Why is Personal Branding Photography so hot right now?
With so much content online and in print today, we are all looking for images that perfectly reflect and summarize our message and grab attention quickly, and it’s now easier, more fun, and gaining in popularity to use custom professional photos to do so. And everyone is getting much less humble in how they depict themselves in images. With so many people competing for space and attention, you have to be less humble: you have to flaunt who you are and your pride in what you do in order for others to share that same excitement. If you see two listings in Google for personal trainers, and one is a standard headshot, while the other is a photo of Buff McBuffCakes flexing his muscles while spotting Strong McFlexHot while she deadlifts 250lbs, which listing are you likely to click on?
How can a marketer apply Personal Branding Photography to their company?
Personal Branding Photography, for good reason, has been starting its reign of popularity among entrepreneurs and small business owners, because they are usually the face of their business and need to sell themselves as the product. Realtors, consultants, financial advisers, lifestyle bloggers, artists, event planners, writers, interior designers, life coaches, and so forth.
But a larger business often must showcase its people to show the world who they are too. After all, your staff and your leadership are the backbone of your organization and the real value you bring to clients. How often does the CFO perform speaking engagements representing your company and she’s scrambling for a photo to send to the organizers the day before the event? How often do you need action shots of the CEO for internal newsletters, marketing materials, or something more interesting to hand a journalist when they ask for some photos to accompany a story about your company?
Or worse yet, how many times has a story run in a magazine and the CEO absolutely HATES their cover photo the publication-sent journalism student has taken? A Personal Branding Photography shoot is an important investment in the marketing materials you use every day. Having a stockpile of great photos of your important people on hand for publications, social media, your website, internal communications, and reports not only saves a lot of headache when you’re on a deadline, but gives you great creative control over your company’s brand.
Where do I go for Personal Branding Photography?
Personal Branding Photos are a growing trend in the photography industry, so make sure you find a professional photographer with experience in marketing and branding photography, as well as portraiture. Make sure their portfolio reflects skill not only in their subjects looking their best (everyone’s hair looks good, posing is flattering, and smiles are natural), but that they demonstrate an understanding of capturing images that tell a story.
Work with your photographer to organize a shoot that meets your needs. Tell him or her what kind of images you need and share ideas with them on how to get those photos.
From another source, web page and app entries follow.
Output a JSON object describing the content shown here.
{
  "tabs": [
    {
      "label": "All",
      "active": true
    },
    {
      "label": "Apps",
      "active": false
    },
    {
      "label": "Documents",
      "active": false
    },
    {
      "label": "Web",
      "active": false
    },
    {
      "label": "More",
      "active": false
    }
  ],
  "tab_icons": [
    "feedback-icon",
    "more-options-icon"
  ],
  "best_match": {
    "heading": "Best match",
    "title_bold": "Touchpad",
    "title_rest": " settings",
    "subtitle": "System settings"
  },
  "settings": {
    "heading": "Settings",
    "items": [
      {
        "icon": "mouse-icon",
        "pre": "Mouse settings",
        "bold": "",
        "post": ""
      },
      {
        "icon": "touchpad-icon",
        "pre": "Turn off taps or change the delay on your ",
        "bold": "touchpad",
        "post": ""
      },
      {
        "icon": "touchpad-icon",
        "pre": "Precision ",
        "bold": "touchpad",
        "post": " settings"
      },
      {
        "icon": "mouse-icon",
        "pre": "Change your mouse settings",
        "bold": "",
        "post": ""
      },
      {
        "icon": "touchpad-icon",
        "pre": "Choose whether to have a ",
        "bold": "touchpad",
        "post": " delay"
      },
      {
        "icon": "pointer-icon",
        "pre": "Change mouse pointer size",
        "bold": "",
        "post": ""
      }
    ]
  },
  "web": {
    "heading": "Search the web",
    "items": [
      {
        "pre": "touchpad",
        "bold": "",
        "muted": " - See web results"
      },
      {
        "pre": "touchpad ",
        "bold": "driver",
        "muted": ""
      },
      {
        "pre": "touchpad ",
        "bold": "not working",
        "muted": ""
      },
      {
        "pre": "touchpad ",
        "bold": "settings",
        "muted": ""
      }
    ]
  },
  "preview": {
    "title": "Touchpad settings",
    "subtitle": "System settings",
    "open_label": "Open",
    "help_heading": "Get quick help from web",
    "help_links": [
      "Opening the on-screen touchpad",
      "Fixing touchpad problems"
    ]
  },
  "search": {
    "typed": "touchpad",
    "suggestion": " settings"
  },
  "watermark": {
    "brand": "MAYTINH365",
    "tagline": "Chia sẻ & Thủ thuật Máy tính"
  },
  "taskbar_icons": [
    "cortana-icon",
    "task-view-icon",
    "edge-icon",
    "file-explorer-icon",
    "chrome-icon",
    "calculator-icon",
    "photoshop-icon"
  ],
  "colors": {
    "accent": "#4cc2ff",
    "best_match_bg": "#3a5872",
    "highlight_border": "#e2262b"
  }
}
A good Personal Branding Photographer will be able to take a list of must-have photos and/or a brain dump of the uses you need the photos for and a description of your company and design a shoot that captures what you need.